▸ What the exercise asks
Go through the records below and report each line with "label" in it.
+-------+
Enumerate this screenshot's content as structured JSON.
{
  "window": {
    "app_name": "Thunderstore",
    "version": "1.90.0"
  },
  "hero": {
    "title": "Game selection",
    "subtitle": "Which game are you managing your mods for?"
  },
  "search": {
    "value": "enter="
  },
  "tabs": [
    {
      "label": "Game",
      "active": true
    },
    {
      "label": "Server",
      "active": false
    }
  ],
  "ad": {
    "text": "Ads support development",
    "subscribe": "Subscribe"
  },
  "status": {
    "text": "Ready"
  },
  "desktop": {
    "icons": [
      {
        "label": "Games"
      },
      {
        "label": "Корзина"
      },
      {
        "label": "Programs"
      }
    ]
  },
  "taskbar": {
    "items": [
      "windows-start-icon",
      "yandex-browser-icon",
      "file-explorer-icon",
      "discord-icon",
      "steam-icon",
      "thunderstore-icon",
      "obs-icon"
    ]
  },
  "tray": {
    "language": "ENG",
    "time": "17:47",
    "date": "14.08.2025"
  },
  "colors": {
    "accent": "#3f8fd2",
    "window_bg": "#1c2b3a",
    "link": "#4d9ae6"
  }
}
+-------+
▸ Result of the exercise
      "label": "Game",
      "label": "Server",
        "label": "Games"
        "label": "Корзина"
        "label": "Programs"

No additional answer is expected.